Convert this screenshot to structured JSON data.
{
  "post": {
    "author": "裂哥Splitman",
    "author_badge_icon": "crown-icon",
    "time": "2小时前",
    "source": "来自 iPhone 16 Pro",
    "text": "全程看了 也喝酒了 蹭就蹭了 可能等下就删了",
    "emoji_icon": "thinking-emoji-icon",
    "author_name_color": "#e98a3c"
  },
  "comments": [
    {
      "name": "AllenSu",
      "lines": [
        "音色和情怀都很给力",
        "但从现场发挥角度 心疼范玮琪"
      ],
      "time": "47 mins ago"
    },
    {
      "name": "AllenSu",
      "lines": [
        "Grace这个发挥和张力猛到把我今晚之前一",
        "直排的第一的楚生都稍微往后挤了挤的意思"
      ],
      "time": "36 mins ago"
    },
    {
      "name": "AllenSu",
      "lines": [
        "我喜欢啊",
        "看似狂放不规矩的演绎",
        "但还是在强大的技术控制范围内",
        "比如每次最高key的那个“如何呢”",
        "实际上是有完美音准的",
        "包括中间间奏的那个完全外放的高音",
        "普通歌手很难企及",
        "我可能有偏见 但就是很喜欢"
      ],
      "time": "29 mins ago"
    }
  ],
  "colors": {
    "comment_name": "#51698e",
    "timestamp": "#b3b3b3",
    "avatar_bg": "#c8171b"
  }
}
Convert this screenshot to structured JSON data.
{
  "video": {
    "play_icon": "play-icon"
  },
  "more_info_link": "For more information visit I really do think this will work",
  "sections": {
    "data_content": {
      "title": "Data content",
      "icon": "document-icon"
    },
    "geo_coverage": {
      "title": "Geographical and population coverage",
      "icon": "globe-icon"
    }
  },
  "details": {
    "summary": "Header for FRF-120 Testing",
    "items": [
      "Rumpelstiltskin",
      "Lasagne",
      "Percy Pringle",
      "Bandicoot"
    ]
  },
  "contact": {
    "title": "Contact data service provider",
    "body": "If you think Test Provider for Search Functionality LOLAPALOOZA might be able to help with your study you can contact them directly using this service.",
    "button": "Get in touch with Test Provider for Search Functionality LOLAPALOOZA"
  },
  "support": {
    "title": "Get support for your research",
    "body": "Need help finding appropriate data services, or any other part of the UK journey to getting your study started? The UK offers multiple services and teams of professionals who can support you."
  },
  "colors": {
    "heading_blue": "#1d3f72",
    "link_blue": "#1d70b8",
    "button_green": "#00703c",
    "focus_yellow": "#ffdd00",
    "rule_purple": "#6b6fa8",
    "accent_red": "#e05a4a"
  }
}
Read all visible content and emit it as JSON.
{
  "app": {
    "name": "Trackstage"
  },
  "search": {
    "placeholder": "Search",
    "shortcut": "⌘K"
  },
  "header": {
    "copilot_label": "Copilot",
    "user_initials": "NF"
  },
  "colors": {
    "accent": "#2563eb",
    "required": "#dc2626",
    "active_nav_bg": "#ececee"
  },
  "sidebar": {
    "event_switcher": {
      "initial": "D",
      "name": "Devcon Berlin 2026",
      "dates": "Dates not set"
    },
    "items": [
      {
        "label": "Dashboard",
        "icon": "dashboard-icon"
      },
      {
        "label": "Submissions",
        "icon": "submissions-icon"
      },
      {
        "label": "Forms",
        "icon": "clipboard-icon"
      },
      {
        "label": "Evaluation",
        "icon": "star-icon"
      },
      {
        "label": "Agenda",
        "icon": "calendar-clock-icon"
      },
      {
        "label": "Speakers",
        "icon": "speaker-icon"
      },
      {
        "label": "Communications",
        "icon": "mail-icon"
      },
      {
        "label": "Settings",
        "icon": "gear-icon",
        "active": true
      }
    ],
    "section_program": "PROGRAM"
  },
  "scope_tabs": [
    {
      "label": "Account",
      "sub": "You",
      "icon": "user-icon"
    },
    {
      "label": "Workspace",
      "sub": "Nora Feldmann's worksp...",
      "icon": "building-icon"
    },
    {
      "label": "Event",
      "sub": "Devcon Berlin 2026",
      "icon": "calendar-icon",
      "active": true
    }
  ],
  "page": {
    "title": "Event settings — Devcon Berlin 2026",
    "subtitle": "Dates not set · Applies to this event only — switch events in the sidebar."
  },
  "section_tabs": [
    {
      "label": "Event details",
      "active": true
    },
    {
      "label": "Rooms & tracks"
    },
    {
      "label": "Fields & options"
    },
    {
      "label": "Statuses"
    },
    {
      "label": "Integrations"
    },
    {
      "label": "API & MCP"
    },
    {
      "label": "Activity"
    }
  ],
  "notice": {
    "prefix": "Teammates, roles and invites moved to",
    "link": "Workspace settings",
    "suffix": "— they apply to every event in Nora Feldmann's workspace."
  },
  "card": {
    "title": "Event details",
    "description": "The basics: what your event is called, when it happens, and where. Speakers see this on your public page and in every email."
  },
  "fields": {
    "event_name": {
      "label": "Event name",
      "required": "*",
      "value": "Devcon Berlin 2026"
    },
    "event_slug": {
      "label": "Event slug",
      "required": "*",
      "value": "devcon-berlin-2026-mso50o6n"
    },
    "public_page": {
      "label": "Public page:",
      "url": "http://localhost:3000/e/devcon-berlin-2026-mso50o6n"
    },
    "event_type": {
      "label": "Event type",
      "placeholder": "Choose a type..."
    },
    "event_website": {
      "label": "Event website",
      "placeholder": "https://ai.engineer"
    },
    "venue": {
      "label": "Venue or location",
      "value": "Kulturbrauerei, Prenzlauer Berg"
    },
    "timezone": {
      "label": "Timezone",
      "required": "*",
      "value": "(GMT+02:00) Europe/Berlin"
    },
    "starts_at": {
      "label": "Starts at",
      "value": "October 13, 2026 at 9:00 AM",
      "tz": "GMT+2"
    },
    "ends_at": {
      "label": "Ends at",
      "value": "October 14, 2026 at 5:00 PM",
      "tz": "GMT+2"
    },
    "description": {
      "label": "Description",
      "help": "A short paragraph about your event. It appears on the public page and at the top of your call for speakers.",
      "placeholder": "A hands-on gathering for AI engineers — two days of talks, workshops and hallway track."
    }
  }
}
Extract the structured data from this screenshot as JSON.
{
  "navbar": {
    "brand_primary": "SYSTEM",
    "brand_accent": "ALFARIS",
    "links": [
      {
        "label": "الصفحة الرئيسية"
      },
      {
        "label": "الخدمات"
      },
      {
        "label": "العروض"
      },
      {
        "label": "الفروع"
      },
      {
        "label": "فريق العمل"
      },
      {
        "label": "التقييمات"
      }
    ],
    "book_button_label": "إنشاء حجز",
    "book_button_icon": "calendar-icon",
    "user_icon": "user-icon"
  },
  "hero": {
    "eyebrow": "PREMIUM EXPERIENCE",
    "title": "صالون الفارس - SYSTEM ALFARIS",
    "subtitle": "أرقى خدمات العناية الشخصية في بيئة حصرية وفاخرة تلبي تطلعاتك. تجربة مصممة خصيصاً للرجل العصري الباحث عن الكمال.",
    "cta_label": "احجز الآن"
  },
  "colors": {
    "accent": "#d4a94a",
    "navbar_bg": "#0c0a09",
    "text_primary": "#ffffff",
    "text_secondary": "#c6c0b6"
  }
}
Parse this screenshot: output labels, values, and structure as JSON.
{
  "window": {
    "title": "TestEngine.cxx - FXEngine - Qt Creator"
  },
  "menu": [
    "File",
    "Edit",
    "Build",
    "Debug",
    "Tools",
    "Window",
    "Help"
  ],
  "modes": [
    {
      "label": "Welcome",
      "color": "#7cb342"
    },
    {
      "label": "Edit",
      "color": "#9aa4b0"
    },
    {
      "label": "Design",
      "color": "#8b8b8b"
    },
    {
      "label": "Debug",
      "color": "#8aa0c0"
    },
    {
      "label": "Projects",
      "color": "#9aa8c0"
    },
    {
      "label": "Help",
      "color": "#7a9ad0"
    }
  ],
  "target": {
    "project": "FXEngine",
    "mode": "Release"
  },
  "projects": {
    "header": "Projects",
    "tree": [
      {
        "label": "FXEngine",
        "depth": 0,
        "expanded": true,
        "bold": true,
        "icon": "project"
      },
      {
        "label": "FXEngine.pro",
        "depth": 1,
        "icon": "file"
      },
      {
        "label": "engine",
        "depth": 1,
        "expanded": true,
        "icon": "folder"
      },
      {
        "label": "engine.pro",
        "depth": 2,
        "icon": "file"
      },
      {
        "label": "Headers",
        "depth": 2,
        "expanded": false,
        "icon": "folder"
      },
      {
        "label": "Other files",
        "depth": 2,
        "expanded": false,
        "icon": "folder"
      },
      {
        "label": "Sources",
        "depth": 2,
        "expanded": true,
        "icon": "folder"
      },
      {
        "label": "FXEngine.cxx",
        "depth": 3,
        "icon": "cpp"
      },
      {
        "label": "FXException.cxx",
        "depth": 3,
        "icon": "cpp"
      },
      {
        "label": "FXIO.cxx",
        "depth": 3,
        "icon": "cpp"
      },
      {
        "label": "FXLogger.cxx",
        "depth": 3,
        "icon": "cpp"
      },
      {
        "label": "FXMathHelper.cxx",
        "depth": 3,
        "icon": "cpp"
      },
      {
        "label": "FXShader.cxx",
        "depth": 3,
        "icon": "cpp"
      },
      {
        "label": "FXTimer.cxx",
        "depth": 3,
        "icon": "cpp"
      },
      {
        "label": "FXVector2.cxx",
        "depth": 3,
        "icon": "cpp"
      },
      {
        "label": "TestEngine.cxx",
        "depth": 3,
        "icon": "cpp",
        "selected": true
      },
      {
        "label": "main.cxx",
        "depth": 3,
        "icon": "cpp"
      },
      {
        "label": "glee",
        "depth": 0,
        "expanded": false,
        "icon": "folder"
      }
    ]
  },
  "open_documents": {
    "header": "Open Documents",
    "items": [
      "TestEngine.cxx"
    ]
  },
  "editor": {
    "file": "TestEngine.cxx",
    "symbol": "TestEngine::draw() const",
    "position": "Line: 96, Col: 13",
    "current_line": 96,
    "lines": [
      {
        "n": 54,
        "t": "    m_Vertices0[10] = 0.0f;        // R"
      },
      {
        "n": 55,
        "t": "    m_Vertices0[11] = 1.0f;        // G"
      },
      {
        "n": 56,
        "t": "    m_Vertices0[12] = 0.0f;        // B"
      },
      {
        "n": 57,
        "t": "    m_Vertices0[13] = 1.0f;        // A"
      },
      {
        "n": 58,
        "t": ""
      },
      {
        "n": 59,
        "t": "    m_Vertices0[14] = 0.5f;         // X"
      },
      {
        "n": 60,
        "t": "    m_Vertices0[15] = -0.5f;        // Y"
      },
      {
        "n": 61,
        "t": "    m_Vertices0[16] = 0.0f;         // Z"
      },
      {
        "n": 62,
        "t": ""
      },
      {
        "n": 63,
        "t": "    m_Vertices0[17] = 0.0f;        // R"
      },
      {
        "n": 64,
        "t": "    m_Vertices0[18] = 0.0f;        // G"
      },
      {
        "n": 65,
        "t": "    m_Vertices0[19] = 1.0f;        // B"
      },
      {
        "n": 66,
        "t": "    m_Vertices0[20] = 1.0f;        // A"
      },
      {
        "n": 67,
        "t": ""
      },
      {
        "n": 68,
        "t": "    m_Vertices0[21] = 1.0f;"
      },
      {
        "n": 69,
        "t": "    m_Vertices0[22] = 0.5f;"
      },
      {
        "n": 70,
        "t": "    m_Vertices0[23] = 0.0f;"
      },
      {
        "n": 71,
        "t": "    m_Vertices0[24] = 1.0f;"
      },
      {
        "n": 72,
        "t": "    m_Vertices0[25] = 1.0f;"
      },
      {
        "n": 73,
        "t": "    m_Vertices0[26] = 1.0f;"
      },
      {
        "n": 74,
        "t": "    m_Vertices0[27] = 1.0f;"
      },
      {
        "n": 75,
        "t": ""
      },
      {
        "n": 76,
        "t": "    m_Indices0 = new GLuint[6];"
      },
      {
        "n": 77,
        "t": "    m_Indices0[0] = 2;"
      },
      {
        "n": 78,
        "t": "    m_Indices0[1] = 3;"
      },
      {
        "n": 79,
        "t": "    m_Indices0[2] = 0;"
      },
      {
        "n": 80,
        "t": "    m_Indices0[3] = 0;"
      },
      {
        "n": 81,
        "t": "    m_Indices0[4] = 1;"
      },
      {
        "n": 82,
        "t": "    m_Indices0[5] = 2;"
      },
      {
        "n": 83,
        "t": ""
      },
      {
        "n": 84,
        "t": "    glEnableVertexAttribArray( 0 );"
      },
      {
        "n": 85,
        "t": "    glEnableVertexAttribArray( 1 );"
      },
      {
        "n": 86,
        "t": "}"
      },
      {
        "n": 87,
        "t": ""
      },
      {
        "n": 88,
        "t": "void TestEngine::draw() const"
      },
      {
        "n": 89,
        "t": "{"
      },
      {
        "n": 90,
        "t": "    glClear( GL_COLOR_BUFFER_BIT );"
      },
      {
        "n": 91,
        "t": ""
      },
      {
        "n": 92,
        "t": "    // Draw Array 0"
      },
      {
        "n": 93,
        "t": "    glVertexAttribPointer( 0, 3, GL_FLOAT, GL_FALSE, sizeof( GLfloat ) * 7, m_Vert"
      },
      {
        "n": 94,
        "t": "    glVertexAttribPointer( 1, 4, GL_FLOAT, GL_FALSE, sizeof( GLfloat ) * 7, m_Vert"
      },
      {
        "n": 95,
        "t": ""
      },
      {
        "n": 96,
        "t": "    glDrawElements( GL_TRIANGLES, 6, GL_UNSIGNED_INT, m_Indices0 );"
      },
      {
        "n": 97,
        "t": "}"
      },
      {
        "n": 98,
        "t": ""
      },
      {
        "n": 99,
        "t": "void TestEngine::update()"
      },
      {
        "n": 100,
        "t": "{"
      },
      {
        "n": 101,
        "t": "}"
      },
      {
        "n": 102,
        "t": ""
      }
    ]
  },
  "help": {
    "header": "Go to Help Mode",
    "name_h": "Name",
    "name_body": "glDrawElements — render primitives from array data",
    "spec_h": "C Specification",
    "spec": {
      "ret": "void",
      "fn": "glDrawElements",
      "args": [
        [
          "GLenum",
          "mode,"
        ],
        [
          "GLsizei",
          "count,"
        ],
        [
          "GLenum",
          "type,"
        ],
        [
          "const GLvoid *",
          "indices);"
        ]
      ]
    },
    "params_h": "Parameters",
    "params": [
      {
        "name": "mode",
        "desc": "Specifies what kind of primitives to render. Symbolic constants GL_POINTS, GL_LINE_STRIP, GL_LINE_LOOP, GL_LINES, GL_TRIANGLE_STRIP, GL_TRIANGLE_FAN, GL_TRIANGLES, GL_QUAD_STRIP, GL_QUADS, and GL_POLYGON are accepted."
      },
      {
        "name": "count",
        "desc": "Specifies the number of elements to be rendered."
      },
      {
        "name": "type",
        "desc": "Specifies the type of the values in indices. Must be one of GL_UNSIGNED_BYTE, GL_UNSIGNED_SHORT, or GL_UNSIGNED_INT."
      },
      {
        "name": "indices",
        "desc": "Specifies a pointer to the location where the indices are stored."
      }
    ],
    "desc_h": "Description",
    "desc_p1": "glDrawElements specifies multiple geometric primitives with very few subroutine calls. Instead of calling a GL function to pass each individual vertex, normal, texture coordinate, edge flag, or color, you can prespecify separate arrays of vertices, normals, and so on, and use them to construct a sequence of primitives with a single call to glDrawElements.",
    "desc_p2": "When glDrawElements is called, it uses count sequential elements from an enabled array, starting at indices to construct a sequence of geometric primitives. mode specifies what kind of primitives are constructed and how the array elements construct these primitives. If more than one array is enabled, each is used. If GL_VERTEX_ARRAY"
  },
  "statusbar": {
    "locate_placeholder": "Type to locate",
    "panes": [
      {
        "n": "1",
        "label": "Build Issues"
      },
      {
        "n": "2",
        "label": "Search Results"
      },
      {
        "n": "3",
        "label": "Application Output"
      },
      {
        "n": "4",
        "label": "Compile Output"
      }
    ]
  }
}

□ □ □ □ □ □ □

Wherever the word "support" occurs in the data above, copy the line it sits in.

### OUTPUT BELOW
  "support": {
    "title": "Get support for your research",
    "body": "Need help finding appropriate data services, or any other part of the UK journey to getting your study started? The UK offers multiple services and teams of professionals who can support you."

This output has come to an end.